Now let us ask ourselves: “Is the definition of journalist is gradually changing?”
Posted by yoannschenker in Uncategorized on January 10, 2011
The iPhone is a practical tool that revolutionizes Internet access. It is now possible to go on the web in almost all areas of daily life. The number of users of smart phones is growing rapidly. The question is whether the gadget will revolutionize the way to get the information. In any case, it seems well that the iPhone is becoming a new means of access to information.
Since the 2000’s, journalism is facing the advent of the Internet.This creation has radically changed the way of consuming information. In 2007, Apple introduced a tool called iPhone, one year later; 17 million of equipment have been sold.
Today, the iPhone offers more than 85 000 applications used by 50 million people around the world.
iPhone applications of press titles

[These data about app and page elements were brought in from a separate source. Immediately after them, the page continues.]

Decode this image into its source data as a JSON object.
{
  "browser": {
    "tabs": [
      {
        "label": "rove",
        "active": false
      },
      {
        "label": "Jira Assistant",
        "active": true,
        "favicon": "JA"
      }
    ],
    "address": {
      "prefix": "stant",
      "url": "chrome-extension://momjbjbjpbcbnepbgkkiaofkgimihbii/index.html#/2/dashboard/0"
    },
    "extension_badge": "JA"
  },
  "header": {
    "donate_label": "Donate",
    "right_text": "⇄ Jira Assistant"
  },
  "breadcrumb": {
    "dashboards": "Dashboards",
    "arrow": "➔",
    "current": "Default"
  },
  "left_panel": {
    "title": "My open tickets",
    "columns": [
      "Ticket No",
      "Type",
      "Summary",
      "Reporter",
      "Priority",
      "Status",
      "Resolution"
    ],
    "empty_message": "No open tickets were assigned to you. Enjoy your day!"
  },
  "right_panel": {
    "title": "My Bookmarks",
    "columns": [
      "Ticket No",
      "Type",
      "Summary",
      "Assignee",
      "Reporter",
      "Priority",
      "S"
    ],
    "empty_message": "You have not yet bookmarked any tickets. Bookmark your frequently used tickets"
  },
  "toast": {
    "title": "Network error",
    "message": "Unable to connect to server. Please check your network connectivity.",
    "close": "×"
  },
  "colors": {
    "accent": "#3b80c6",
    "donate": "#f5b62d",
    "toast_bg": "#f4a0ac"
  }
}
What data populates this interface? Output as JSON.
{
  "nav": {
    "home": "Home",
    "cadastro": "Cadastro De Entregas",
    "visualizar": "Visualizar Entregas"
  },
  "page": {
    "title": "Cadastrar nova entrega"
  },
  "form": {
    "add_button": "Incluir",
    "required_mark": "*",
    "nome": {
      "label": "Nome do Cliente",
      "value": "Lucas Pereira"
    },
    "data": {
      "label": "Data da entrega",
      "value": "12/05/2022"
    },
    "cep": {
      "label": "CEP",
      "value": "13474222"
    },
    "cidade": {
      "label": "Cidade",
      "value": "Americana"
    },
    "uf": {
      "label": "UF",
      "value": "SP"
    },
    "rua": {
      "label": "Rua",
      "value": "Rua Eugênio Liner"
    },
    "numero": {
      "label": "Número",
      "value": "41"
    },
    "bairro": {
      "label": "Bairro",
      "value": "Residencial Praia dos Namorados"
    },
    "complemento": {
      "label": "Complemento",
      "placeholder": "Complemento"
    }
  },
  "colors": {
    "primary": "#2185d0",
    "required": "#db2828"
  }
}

Today, most newspapers offer applications (mostly free) that allow user to have quick access to some or the entire content of the paper version. For instance, the French daily Liberation which for the sum of 0.79 Euros offers the possibility to obtain the digital version of the title sold on newsstands. In addition, the application provides access to all headlines since 1973. It is also possible to create your own one. There is too an interaction with the public, in fact, it is possible with this application to send photos of actuality events. Images sent by Internet will be published for some on website.
The sports magazine l’Equipe also offers an application for 0.79 Euros.
But the vast majority of iPhone press applications are free. For example, the French news’ paper le Monde offers an application that has been downloaded more than 1.5 million times in 2009. It is one of the most read titles on the iPhone in France.
The free application of le Figaro has also a lot of success and has been downloaded over 500,000 times in 2009.
The Swiss press on iPhone
In Switzerland, most of the press titles are present on the iPhone. Le Matin, for instance, offers an application that lets you view all the news shows on its website matin.ch. It offers the possibility to access a large gallery of images as well as TV programs of more than 30 channels. The application show also information from live sports. To learn more: site du Matin
The advent of the IPAD
The IPAD, put on the market by Apple in April 2010 seems to become even more convenient than the iPhone in terms of internet browsing and reading articles.
A study of Nielsen shows that Ipad users spend more time reading magazines, books and get to the information than the iPhone users. Indeed, 56% of Ipad users spend 16 minutes to two hours daily to read information.
The Iphone is there a new way to access to information? This seems undeniable, however everything is very fast in technological innovation and the Ipad seems to be emerging to become too, a big competitor to the traditional press. It will certainly change too the way to access to the information.